*Task directions*
As you look over the data below, please find each line where the word "JSON" appears, then copy it.
[[ Input data open ]]
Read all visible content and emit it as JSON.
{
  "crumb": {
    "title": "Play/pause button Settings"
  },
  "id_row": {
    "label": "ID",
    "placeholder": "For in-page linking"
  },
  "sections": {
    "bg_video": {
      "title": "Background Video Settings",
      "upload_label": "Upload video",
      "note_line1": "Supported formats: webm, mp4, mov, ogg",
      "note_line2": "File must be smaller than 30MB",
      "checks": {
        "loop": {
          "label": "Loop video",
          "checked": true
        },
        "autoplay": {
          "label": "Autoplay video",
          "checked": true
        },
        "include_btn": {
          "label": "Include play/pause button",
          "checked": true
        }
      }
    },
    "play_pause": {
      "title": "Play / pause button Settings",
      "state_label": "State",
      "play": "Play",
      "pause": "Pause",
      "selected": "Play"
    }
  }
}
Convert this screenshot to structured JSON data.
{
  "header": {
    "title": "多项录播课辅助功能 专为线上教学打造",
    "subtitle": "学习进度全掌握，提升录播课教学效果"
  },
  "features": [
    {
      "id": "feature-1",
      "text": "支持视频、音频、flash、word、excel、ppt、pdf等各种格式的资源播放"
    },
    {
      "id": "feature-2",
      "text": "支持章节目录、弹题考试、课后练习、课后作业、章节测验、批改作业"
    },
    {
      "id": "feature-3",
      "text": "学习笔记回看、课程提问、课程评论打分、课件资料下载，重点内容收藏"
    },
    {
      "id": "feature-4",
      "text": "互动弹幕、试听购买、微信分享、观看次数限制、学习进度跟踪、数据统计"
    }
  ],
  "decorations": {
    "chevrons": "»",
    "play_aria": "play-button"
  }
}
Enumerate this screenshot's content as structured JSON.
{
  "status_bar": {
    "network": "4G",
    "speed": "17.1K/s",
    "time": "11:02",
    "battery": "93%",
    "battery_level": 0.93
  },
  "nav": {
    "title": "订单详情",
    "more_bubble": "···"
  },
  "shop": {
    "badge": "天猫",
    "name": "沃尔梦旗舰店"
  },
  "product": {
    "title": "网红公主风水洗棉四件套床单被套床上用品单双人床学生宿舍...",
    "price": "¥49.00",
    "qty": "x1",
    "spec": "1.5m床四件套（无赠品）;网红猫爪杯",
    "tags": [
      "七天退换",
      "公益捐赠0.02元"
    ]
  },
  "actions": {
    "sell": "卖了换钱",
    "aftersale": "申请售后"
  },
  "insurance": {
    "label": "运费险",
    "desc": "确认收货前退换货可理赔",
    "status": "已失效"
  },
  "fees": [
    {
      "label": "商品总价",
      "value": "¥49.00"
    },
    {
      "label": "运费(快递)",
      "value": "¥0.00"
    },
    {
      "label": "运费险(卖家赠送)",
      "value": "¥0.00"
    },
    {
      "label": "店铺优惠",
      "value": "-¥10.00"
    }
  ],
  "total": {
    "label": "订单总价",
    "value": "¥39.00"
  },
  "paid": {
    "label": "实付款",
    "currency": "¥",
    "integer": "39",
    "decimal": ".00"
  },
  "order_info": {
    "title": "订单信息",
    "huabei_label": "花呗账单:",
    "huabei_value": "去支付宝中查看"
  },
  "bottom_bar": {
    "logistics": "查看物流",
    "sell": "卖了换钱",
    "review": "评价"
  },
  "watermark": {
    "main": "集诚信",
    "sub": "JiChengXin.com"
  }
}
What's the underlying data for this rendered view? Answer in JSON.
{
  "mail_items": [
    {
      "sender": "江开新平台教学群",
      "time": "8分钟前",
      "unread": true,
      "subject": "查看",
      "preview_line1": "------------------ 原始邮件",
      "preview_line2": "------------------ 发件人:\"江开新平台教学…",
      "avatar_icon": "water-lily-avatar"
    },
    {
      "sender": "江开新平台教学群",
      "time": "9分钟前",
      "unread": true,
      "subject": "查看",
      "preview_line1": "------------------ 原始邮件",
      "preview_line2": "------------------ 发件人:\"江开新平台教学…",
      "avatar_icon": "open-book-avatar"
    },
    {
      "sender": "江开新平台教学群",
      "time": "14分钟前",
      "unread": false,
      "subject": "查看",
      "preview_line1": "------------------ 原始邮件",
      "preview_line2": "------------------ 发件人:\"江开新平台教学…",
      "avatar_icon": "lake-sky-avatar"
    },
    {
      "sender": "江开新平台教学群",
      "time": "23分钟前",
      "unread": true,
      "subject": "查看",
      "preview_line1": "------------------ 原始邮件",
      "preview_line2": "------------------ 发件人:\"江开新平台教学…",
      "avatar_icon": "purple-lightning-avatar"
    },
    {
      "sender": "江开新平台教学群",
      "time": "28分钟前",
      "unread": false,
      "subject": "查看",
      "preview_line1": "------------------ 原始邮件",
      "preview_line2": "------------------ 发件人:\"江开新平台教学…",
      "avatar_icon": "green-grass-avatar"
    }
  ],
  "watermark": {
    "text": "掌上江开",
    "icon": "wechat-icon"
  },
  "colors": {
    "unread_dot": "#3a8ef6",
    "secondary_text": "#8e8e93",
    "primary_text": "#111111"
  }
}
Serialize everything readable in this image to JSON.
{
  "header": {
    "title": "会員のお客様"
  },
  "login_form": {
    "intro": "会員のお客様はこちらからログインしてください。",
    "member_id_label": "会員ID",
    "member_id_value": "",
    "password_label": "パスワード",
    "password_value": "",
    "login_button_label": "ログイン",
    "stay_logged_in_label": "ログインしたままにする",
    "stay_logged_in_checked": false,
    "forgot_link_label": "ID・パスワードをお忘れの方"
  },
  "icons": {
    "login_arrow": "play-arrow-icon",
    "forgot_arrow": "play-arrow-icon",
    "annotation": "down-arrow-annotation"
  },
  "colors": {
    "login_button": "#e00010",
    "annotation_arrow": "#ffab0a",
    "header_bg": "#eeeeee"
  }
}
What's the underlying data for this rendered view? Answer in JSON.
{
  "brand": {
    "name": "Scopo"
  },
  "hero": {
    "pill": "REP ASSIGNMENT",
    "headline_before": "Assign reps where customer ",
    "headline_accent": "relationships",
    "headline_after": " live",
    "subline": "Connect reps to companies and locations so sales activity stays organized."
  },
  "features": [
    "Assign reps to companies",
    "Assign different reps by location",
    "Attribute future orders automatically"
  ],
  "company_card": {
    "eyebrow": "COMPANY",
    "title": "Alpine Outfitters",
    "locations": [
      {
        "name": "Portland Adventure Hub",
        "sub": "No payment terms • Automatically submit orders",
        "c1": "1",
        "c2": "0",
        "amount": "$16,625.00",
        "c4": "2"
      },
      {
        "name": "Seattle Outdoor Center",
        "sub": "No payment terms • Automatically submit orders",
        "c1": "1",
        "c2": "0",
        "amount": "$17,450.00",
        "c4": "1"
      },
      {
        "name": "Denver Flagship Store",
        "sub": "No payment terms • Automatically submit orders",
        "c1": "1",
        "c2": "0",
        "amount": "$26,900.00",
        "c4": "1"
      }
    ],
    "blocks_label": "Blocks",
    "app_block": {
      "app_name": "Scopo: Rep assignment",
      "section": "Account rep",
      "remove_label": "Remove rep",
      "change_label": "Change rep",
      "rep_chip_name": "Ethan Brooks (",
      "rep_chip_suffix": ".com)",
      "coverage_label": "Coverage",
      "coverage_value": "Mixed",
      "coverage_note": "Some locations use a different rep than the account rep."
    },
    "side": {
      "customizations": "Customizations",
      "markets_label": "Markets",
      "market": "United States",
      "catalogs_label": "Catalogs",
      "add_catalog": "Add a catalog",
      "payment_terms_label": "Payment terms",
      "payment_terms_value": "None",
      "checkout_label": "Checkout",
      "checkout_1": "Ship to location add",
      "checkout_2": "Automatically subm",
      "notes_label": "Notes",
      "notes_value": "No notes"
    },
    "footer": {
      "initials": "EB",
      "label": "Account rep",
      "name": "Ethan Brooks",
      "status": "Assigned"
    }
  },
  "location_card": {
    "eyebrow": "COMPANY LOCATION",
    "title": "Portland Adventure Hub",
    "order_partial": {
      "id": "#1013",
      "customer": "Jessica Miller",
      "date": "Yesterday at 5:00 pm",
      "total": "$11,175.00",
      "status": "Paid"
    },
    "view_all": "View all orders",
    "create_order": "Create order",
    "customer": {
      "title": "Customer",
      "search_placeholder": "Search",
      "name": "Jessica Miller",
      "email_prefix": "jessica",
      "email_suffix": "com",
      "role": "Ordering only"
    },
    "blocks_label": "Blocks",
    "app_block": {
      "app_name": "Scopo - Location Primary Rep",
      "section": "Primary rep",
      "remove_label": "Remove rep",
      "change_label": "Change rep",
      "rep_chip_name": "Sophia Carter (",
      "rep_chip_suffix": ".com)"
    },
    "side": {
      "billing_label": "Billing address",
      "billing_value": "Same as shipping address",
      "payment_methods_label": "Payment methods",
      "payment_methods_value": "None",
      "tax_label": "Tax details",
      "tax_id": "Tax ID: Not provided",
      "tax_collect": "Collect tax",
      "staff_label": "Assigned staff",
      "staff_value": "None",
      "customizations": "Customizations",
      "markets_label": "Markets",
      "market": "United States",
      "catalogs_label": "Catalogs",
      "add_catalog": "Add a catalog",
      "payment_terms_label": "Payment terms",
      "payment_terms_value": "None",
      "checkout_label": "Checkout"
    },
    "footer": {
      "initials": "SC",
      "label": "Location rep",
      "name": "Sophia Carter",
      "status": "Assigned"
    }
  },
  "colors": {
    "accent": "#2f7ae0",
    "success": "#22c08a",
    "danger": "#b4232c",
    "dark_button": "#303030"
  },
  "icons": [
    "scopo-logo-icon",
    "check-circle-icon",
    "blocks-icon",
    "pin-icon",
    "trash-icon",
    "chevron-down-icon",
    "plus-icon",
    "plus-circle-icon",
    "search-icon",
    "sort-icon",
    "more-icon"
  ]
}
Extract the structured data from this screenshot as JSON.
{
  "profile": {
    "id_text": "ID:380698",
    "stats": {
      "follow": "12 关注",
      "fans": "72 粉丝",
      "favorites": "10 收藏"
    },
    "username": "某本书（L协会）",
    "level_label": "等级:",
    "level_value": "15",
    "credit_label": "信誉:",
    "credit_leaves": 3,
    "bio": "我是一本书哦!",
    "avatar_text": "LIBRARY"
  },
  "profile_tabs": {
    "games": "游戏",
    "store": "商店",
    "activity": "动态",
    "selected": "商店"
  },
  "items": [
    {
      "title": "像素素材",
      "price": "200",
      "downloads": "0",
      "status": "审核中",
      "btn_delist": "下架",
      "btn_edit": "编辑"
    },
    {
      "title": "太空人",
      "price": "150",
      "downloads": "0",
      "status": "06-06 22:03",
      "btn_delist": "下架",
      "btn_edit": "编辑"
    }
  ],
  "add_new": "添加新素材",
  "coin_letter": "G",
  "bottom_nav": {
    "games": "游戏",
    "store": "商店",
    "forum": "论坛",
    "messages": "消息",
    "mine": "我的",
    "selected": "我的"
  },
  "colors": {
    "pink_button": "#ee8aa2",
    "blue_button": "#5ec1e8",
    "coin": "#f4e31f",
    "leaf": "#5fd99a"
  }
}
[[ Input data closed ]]
*The completed task*
Read all visible content and emit it as JSON.
Convert this screenshot to structured JSON data.
Enumerate this screenshot's content as structured JSON.
What's the underlying data for this rendered view? Answer in JSON.
Serialize everything readable in this image to JSON.
What's the underlying data for this rendered view? Answer in JSON.
Extract the structured data from this screenshot as JSON.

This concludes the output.